David E. Dismukes, executive director and professor, and Greg Upton, associate professor, authored the report.
Note: The current version of the Gulf Coast Energy Outlook is not fully ADA compliant.
We are currently preparing a revised version that will meet all accessibility standards.
Please contact firstname.lastname@example.org for assistance.
In a paper recently published in the journal Regional Science and Urban Economics, CES Assistant Professor Cody Nehiba investigates how diesel fuel taxes for freight trucking may be contributing to traffic accidents, one of the leading causes of death in the U.S.

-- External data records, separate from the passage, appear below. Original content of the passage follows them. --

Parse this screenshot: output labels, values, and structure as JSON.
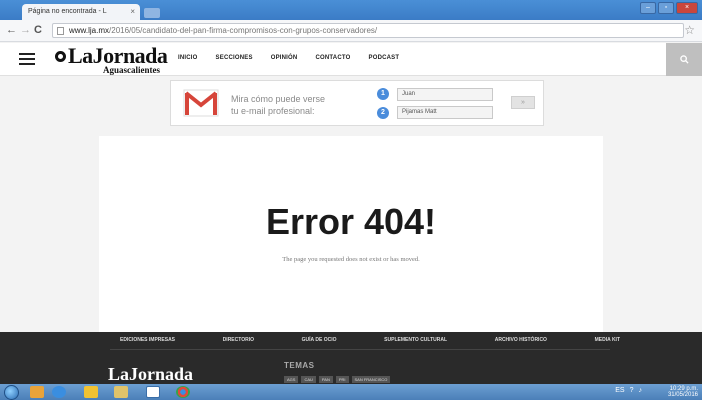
{
  "browser": {
    "tab_title": "Página no encontrada - L",
    "tab_close": "×",
    "url_domain": "www.lja.mx",
    "url_path": "/2016/05/candidato-del-pan-firma-compromisos-con-grupos-conservadores/",
    "back": "←",
    "forward": "→",
    "reload": "C",
    "star": "☆"
  },
  "header": {
    "logo_main": "LaJornada",
    "logo_sub": "Aguascalientes",
    "nav": [
      "INICIO",
      "SECCIONES",
      "OPINIÓN",
      "CONTACTO",
      "PODCAST"
    ],
    "search_icon": "search-icon"
  },
  "ad": {
    "line1": "Mira cómo puede verse",
    "line2": "tu e-mail profesional:",
    "step1": "1",
    "step2": "2",
    "field1": "Juan",
    "field2": "Pijamas Matt",
    "go": "»"
  },
  "error": {
    "title": "Error 404!",
    "message": "The page you requested does not exist or has moved."
  },
  "footer": {
    "nav": [
      "EDICIONES IMPRESAS",
      "DIRECTORIO",
      "GUÍA DE OCIO",
      "SUPLEMENTO CULTURAL",
      "ARCHIVO HISTÓRICO",
      "MEDIA KIT"
    ],
    "logo": "LaJornada",
    "temas": "TEMAS",
    "tags": [
      "AGS",
      "CAU",
      "PAN",
      "PRI",
      "SAN FRANCISCO"
    ]
  },
  "taskbar": {
    "time": "10:29 p.m.",
    "date": "31/05/2016",
    "lang": "ES"
  }
}
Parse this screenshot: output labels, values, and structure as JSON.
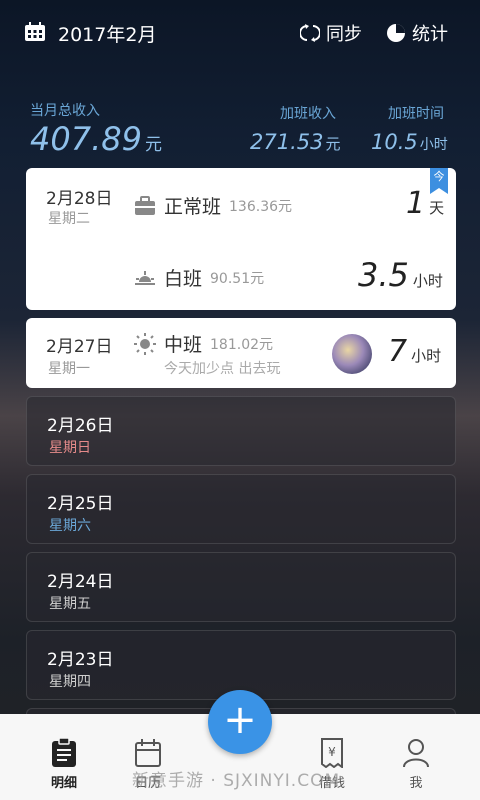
{
  "header": {
    "month": "2017年2月",
    "sync_label": "同步",
    "stats_label": "统计"
  },
  "summary": {
    "total_label": "当月总收入",
    "total_value": "407.89",
    "total_unit": "元",
    "overtime_income_label": "加班收入",
    "overtime_income_value": "271.53",
    "overtime_income_unit": "元",
    "overtime_time_label": "加班时间",
    "overtime_time_value": "10.5",
    "overtime_time_unit": "小时"
  },
  "cards": [
    {
      "date": "2月28日",
      "weekday": "星期二",
      "badge": "今",
      "shift1_name": "正常班",
      "shift1_amount": "136.36元",
      "shift1_count": "1",
      "shift1_unit": "天",
      "shift2_name": "白班",
      "shift2_amount": "90.51元",
      "shift2_count": "3.5",
      "shift2_unit": "小时"
    },
    {
      "date": "2月27日",
      "weekday": "星期一",
      "shift_name": "中班",
      "shift_amount": "181.02元",
      "note": "今天加少点 出去玩",
      "count": "7",
      "unit": "小时"
    },
    {
      "date": "2月26日",
      "weekday": "星期日",
      "weekday_color": "#e58a8a"
    },
    {
      "date": "2月25日",
      "weekday": "星期六",
      "weekday_color": "#6aa6d6"
    },
    {
      "date": "2月24日",
      "weekday": "星期五",
      "weekday_color": "#cfcfcf"
    },
    {
      "date": "2月23日",
      "weekday": "星期四",
      "weekday_color": "#cfcfcf"
    }
  ],
  "tabs": {
    "detail": "明细",
    "calendar": "日历",
    "add": "+",
    "borrow": "借钱",
    "me": "我"
  },
  "watermark": "新意手游 · SJXINYI.COM",
  "colors": {
    "accent": "#3a93e6",
    "summary_text": "#8fc0ea"
  }
}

Although any vehicle entering the roadway will increase the risk of accidents for other road users, freight trucks disproportionately generate these costs due to their high mileage and weight. Freight trucks can also jointly determine their mileage and weight---shipping firms are known to minimize fuel costs by reducing the number of shipments they make while simultaneously increasing the cargo on each shipment when fuel prices rise. Nehiba examines how truck weights and truck miles traveled affect truck-involved collisions to determine if increasing the federal diesel fuel tax---which leads to fewer but heavier trucks on the road---provides benefits for society.